• YOUR OBJECTIVE:
Across these entries, how many lines contain the word "icon"? Answer with only the number.

• MATERIALS PROVIDED:
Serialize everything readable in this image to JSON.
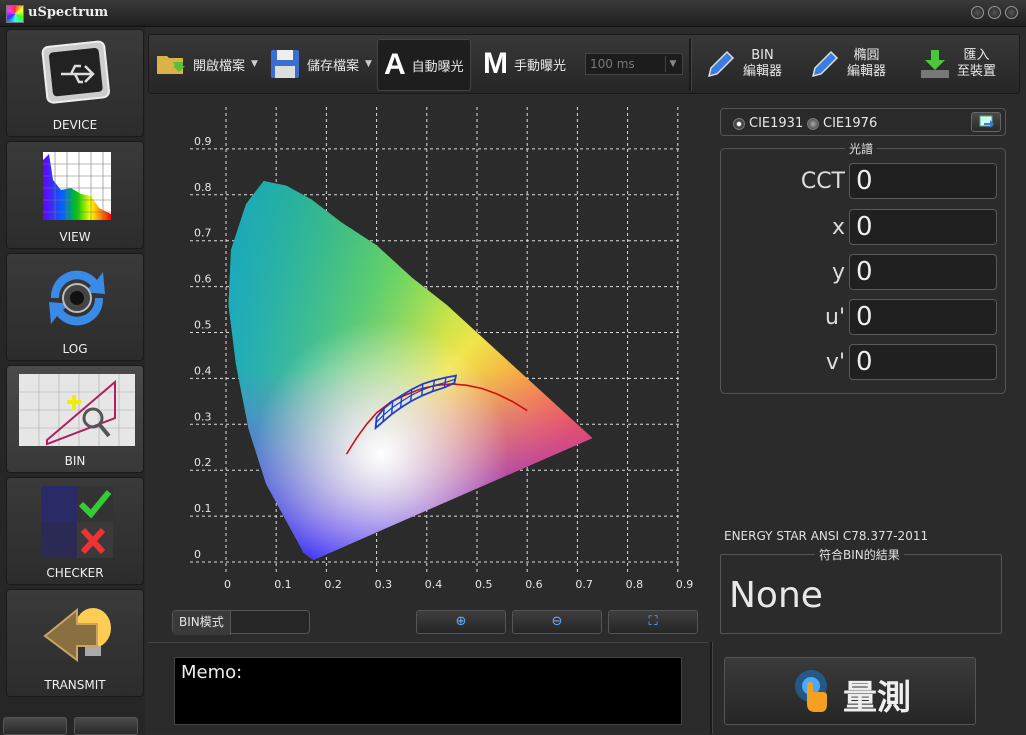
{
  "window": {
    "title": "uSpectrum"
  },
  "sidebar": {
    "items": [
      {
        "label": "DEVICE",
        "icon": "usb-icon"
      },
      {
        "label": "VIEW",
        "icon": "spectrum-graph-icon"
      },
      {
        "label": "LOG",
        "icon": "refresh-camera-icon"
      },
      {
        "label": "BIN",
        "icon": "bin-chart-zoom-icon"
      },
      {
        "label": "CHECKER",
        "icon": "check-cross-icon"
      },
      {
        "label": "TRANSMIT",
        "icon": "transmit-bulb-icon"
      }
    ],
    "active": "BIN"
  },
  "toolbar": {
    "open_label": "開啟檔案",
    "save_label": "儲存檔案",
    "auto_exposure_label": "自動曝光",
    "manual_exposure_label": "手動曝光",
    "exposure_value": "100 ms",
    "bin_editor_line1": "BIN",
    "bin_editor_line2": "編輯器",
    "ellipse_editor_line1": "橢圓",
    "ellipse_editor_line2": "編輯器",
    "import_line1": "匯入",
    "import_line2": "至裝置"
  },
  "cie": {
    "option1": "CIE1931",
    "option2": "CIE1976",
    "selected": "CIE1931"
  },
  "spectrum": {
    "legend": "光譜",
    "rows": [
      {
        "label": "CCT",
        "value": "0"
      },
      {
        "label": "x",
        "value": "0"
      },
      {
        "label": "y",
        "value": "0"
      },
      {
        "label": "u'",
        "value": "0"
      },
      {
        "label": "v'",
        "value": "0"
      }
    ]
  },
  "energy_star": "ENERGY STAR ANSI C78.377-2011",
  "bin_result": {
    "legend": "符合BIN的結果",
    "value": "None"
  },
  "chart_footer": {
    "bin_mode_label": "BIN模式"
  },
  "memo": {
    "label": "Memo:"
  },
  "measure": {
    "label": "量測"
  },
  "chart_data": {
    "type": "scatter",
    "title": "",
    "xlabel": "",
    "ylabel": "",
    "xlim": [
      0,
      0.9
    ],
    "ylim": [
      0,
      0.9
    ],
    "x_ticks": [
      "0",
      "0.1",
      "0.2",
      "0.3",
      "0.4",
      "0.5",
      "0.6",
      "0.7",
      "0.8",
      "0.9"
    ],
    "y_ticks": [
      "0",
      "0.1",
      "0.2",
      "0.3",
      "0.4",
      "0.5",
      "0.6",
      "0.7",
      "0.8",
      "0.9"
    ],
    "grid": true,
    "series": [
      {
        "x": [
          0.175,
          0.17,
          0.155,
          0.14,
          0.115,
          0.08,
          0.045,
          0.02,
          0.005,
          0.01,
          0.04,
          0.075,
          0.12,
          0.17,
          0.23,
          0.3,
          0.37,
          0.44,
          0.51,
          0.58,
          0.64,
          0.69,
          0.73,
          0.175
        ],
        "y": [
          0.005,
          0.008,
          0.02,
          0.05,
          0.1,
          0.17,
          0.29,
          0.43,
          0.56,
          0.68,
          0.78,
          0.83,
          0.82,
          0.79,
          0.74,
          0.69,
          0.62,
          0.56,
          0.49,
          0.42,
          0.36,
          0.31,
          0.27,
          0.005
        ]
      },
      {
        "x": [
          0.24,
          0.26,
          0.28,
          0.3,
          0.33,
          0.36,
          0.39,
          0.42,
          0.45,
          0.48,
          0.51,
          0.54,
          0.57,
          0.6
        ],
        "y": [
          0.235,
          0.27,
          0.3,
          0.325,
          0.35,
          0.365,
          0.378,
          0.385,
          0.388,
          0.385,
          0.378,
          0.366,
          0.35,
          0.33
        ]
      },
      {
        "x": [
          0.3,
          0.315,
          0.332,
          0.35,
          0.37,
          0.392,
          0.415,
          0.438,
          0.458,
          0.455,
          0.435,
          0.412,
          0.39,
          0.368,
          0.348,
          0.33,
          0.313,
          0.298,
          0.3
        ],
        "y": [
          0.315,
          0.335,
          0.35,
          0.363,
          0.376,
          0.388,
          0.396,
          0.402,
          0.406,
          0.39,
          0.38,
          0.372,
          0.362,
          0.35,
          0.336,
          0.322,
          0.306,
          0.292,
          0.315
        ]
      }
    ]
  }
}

• SOLVED EXERCISE:
6